Assignment: Note how many lines of the data below hold the word "handle", then give that number with no other text.

Records for this exercise:
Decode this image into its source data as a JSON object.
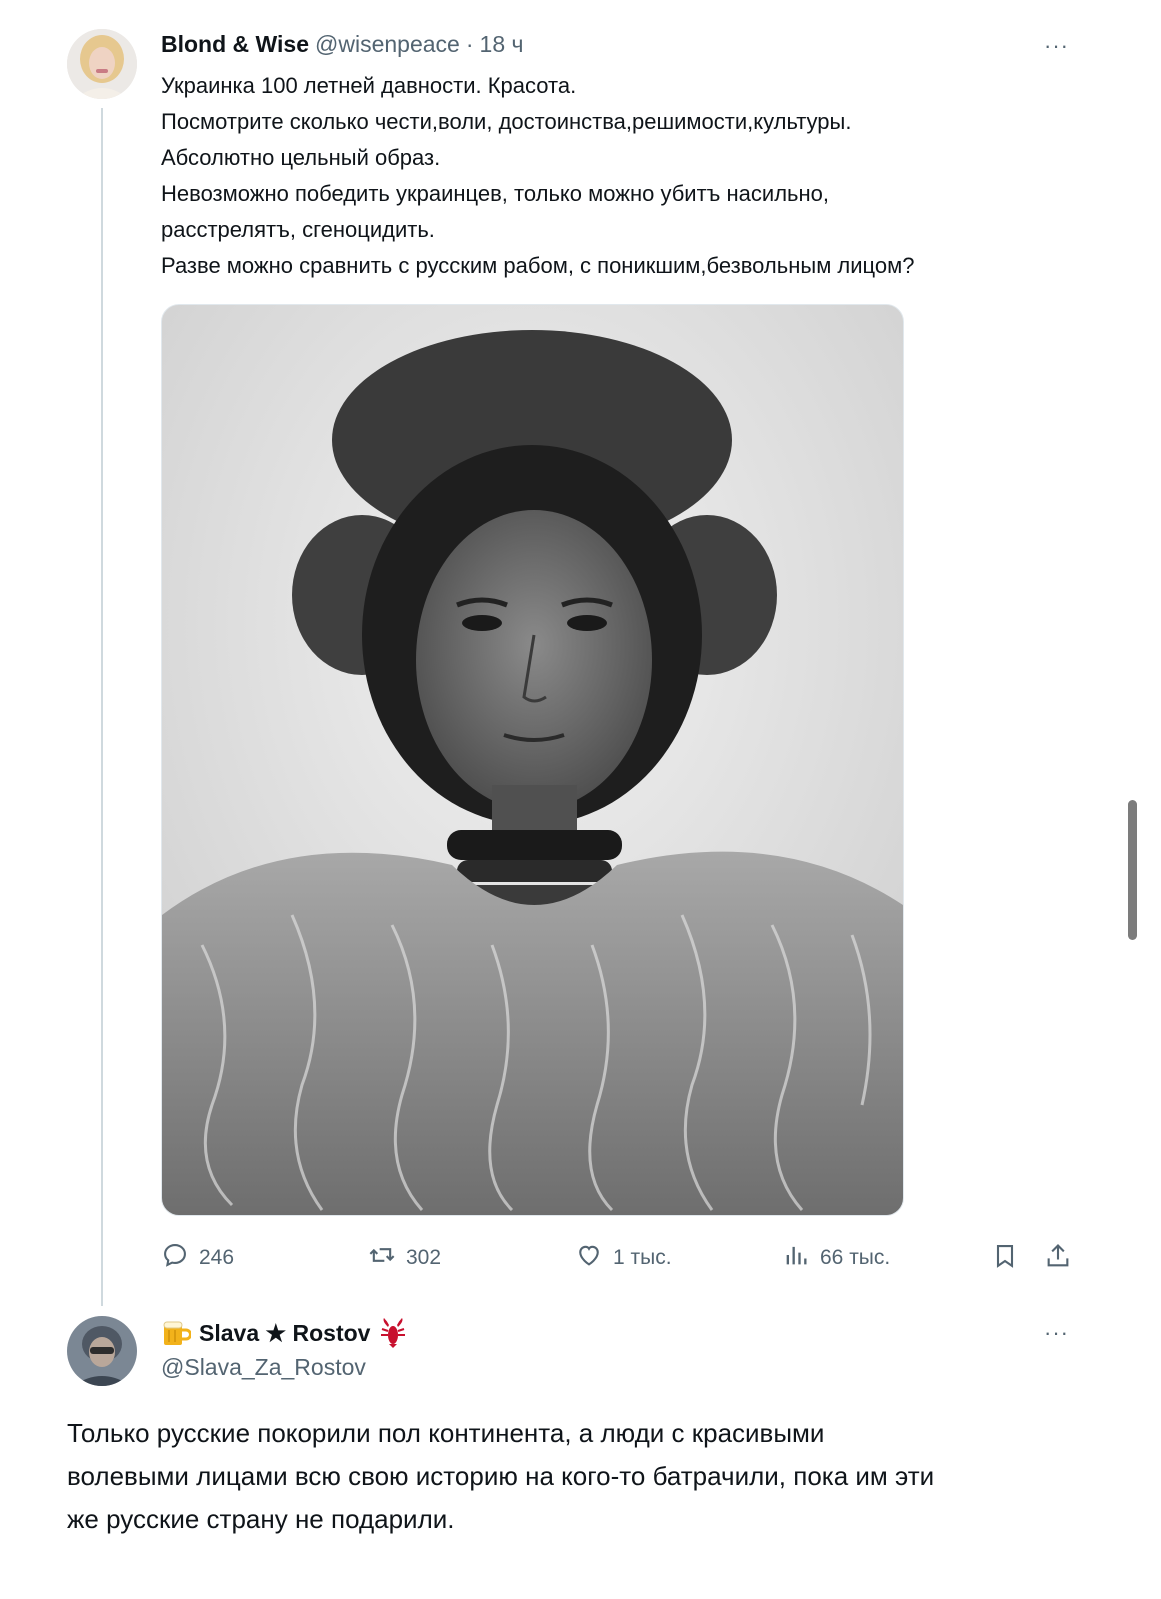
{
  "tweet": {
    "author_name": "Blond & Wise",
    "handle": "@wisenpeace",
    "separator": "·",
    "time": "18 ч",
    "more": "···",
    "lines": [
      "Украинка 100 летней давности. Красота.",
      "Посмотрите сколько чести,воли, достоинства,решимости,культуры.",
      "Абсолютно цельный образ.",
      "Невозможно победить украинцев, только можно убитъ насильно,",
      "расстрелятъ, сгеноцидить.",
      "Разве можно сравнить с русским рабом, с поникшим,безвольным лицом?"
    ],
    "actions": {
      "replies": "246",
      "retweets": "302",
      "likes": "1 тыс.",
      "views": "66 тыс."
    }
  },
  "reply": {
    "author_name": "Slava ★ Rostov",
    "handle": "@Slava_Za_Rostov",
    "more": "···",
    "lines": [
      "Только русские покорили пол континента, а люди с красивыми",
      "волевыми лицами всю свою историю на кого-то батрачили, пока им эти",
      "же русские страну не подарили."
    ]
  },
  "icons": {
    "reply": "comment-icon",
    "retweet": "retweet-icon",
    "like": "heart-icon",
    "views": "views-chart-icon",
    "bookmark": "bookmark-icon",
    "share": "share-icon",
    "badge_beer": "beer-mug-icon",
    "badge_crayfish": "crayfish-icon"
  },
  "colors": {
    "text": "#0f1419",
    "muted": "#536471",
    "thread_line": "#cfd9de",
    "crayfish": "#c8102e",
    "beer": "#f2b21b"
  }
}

Your response: 2